Brazilian police arrested a man accused as a leader of the notorious First Capital Command drug gang, who was named as a top contact in South America of southern Italy’s ‘Ndrangheta crime network. “Andre do Rap,” detained in Sao Paolo in an operation that included US DEA agents, is said to have overseen massive cocaine exports to Europe via Italy’s southern region of Calabria. In July, police arrested two Italian nationals at a luxury seaside apartment in Sao Paulo, who were also said to be ‘Ndrangheta operatives. A month earlier, accused top ‘Ndrangheta figure Rocco Morabito escaped from a prison in Uruguay—angering Rome, which had been awaiting his extradition. (Map: Perry-Castañeda Library Map Collection)
Venezuelan prosecutors finally announced charges against opposition leader Juan Guaidó for “high treason”—but not for colluding with foreign powers to overthrow the government. No, Guaidó is to face charges for his apparent intent to renounce Venezuela’s claim to a disputed stretch of territory that has been controlled by neighboring Guyana since the end of colonial rule. The Esequibo region covers 159.000 square kilometers—nearly two-thirds of Guyana’s national territory. The old territorial claim languished for generations—until 2015, when ExxonMobil announced discovery of a big offshore deposit in waters off the Esequibo coast. This came just as Venezuela was sliding into crisis, providing President Nicolás Maduro with a nationalist rallying cry. (Map via El Tiempo Latino)
Notorious narco-lord "Chapo" Guzmán was convicted by a federal jury in New York and faces life in prison. But violence in Mexico has only escalated since his capture. Few media accounts have noted how Chapo and his Sinaloa Cartel rose as militarized narcotics enforcement escalated in Mexico—a trajectory mirrored by the cartels' move from dealing in cannabis to deadly white powders. (Photo: US Coast Guard via Cannabis Now)
In a joint anti-drug operation code-named Armagedon, Peruvian military and National Police troops carried out a series of raids in the remote Putumayo river valley along the Colombian border this week, arresting some 40, destroying four cocaine laboratories, and seizing large quantities of cocaine sulfate and harvested cannabis. The majority of those detained were Colombian nationals, and authorities said they suspect the presence of "dissident" FARC units, who are trying to establish the zone as a staging ground to keep alive their insurgency. More than 350 troops have been deployed in the operation, with five helicopters and three planes as well as boats. The operation is being coordinated with Colombian security forces, who are carrying out similar missions on their side of the Río Putumayo. (Photo via El Comercio)

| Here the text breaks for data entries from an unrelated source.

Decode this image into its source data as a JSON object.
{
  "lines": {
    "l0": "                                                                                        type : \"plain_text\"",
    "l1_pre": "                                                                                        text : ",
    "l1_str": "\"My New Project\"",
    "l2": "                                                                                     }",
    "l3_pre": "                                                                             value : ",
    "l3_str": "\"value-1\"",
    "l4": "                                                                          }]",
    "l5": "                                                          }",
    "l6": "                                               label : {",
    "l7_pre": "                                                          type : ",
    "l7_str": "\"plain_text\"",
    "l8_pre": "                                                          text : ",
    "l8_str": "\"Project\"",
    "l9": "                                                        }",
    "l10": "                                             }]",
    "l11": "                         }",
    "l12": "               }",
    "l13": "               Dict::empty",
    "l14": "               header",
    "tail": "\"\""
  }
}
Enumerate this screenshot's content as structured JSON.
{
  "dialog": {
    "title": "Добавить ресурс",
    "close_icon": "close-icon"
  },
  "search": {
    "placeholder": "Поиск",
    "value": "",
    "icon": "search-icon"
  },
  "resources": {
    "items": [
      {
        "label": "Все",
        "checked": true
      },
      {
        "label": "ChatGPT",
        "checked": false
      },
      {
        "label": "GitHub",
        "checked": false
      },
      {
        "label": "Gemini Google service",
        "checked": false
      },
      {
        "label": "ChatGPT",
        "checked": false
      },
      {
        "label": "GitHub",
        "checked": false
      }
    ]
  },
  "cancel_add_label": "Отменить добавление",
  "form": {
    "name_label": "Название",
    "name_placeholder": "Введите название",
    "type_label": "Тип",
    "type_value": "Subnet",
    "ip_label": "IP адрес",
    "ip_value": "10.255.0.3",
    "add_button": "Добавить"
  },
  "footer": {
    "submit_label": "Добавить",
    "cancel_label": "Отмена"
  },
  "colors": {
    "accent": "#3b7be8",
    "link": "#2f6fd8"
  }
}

Colombia has taken significant steps back in a hardline pro-Washington direction since the election of the right-wing Iván Duque as the country's new president last month. Shortly after Duque's victory, the government announced that it will resume aerial spraying of glyphosate on coca crops—this time using drones rather than planes, to supposedly target the planted areas with greater exactitude. The move comes in response to a new report from the White House finding that Colombian coca cultivation has reached a new record. Incumbent President Juan Manuel Santos also announced in the lead-up to the election that Colombia will formally join the North Atlantic Treaty Organization as a "global partner"—making it the only Latin American nation with NATO affiliation. (Photo: Contago Radio)
Brazil's ongoing favela wars have taken a dramatic turn for the bloody—prompting the government to send military troops into Rio de Janiero's notorious Rocinha. This is the most violent of the city's sprawling favelas—informal urban settlements virtually abandoned by the government for anything other than militarized anti-drug operations. The violence in Rocinha is the deadliest since the launch of a "pacification" program in 2011 to push warring narco-gangs out of the city's favelas.
A judge in El Salvador sentenced seven accused members of the country's feared "mara" gang networks to 390 years in prison each for a massacre at the town of San Juan Opico.
Edgar Veytia, the get-tough attorney general of Mexico's Nayarit state, was ordered jailed by a US federal judge in Brooklyn, facing charges of trafficking cocaine, heroin and meth.
A Colombian cartel operative who established Central America's remote and lawless Miskito Coast as a major cocaine transfer point was arrested by Nicaraguan authorities.
Even as the FARC guerillas begin the disarmament process under Colombia's peace plan, the ongoing wave of deadly violence against social leaders remains unrelenting.
The Trump administration seriously turned up the heat on Venezuela, slapping sanctions on the country's vice president Tareck Zaidan El Aissami as a drug "kingpin."
Guy Philippe, a former paramilitary boss and coup leader recently elected to Haiti’s senate, was arrested by the DEA days before he would have been sworn into office. (Map: Perry-Castañeda Map Library)